Position the box upside down and centered on the cut paper. Fold one long edge back on itself by half an inch. This gives a nice, finished, straight edge for the seam. Starting with the unfolded side, wrap the paper over the box to about the halfway point.
Now do the same with the other side, overlapping the first side roughly in the middle of the box. Hold the seam together with one hand.
Creasing the paper along the long edges of the box will help it stay closed while folded and gives the wrapped package a nice, crisp look. Thicker paper will hold a crease better, but you can use any kind of paper you like—just be careful to make sure it doesn’t rip at the corners if you’re using thinner paper.
Step 3: Fold the ends
While holding the overlap from the last step closed, fold and crease the paper into a box fold on one end. Fold the overhanging top pieces downward, and crease them at the vertical edges of the box. Fold in the paper sides at this end and crease the folds, then fold up the bottom and crease. Repeat these steps for the other end. Don’t worry if your hand slips and the paper opens up a bit—your creases will help you realign everything easily.
Step 4: Tie up with ribbon or string
Your present is now wrapped up with nice crisp edges, but it won’t stay closed until you tie it up. Time for some ribbon, jute twine, or whatever tying material you prefer!
To determine what length of ribbon you need, slip the ribbon under the box. Spool out enough to wrap up and around the box, crossing the ribbon and going the other way around to the starting point. Leave enough excess to tie a bow—when in doubt, overestimate; you can always cut off extra later.
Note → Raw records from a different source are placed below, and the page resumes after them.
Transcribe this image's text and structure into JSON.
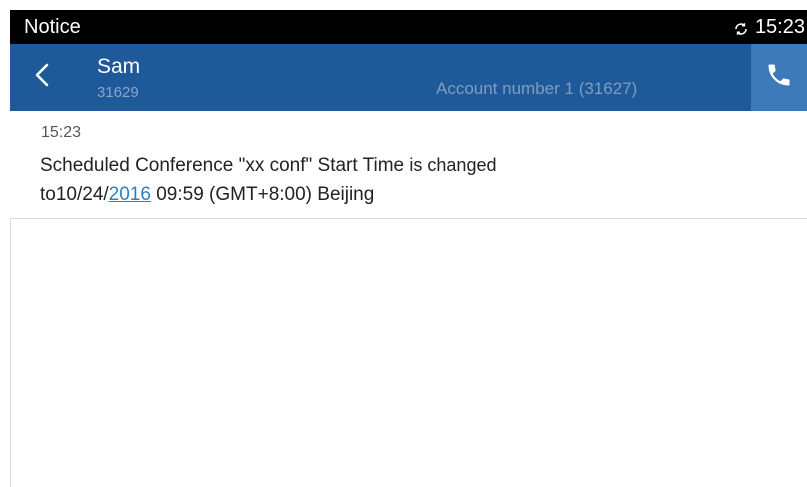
{
  "status_bar": {
    "title": "Notice",
    "time": "15:23",
    "sync_icon": "sync-icon"
  },
  "header": {
    "back_icon": "chevron-left-icon",
    "contact_name": "Sam",
    "contact_number": "31629",
    "account": "Account number 1 (31627)",
    "call_icon": "phone-icon"
  },
  "message": {
    "time": "15:23",
    "text_part1": "Scheduled Conference \"xx conf\" Start Time",
    "text_part2": "is changed",
    "text_part3": "to10/24/",
    "link_text": "2016",
    "text_part4": " 09:59 (GMT+8:00) Beijing"
  },
  "colors": {
    "status_bar": "#000000",
    "header": "#1e5a99",
    "call_button": "#3d7ab9",
    "link": "#2b7fc8"
  }
}
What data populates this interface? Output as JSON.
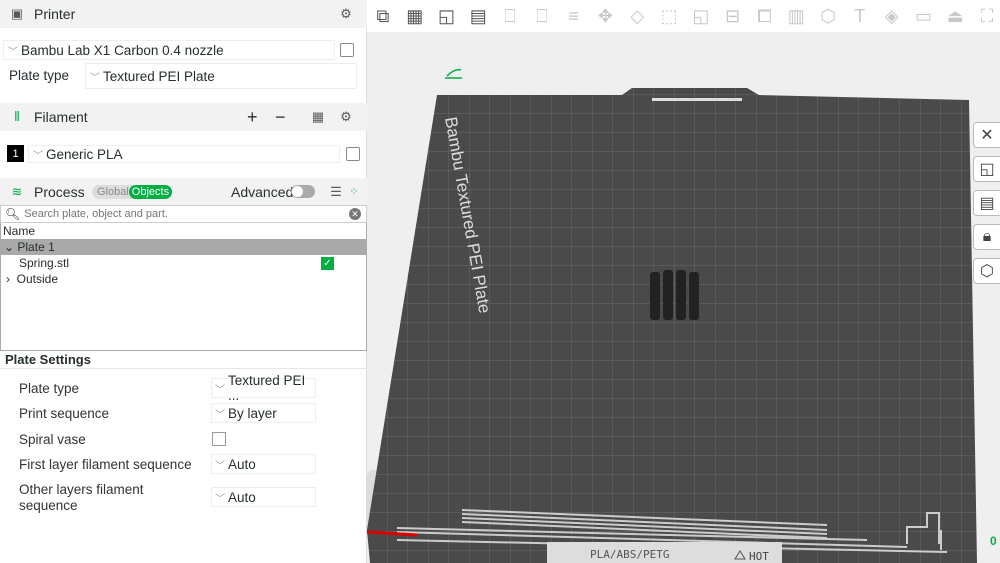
{
  "printer": {
    "title": "Printer",
    "preset": "Bambu Lab X1 Carbon 0.4 nozzle",
    "plate_type_label": "Plate type",
    "plate_type": "Textured PEI Plate"
  },
  "filament": {
    "title": "Filament",
    "add": "+",
    "remove": "−",
    "items": [
      {
        "index": "1",
        "name": "Generic PLA",
        "color": "#000000"
      }
    ]
  },
  "process": {
    "title": "Process",
    "global": "Global",
    "objects": "Objects",
    "advanced": "Advanced",
    "advanced_on": false
  },
  "search": {
    "placeholder": "Search plate, object and part."
  },
  "tree": {
    "header": "Name",
    "plate": "Plate 1",
    "object": "Spring.stl",
    "outside": "Outside"
  },
  "plate_settings": {
    "title": "Plate Settings",
    "rows": [
      {
        "label": "Plate type",
        "value": "Textured PEI ..."
      },
      {
        "label": "Print sequence",
        "value": "By layer"
      },
      {
        "label": "Spiral vase",
        "checked": false
      },
      {
        "label": "First layer filament sequence",
        "value": "Auto"
      },
      {
        "label": "Other layers filament sequence",
        "value": "Auto"
      }
    ]
  },
  "viewport": {
    "bed_label": "Bambu Textured PEI Plate",
    "bed_footer": "PLA/ABS/PETG",
    "hot": "HOT",
    "axis_label": "0"
  },
  "colors": {
    "accent": "#00ae42",
    "bed": "#4a4a4a"
  }
}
Wrap the ribbon around the box and tie with a simple bow. Adjust the paper if needed by retucking and neatening the ends. I like to tie the ribbon closed with a single loop, and I cut off the strand that isn’t part of the loop once the knot is tied. This allows the recipient to simply pull on the tail of the loop to untie the package—and seconds later, the gift wrap falls away to reveal the present.
I first started using this method of gift wrapping with small kids in mind—I wanted to make it easy for them to open their own gifts without fighting knots or massive amounts of tape. But I’ve since learned this method also works well for those who suffer from arthritis. As an added bonus, my sister-in-law likes this method because she can reuse the wrapping paper. Now that you’ve learned how to wrap gifts without tape, you can do the same!
And there you have it! Which method will you try this year?
Now that you know two new methods of wrapping Christmas presents, you’re going to need a tree to place all your neatly wrapped gifts under. Check out our tree comparison guide for advice on choosing a live tree, or DIY your own wooden tree with or without lights.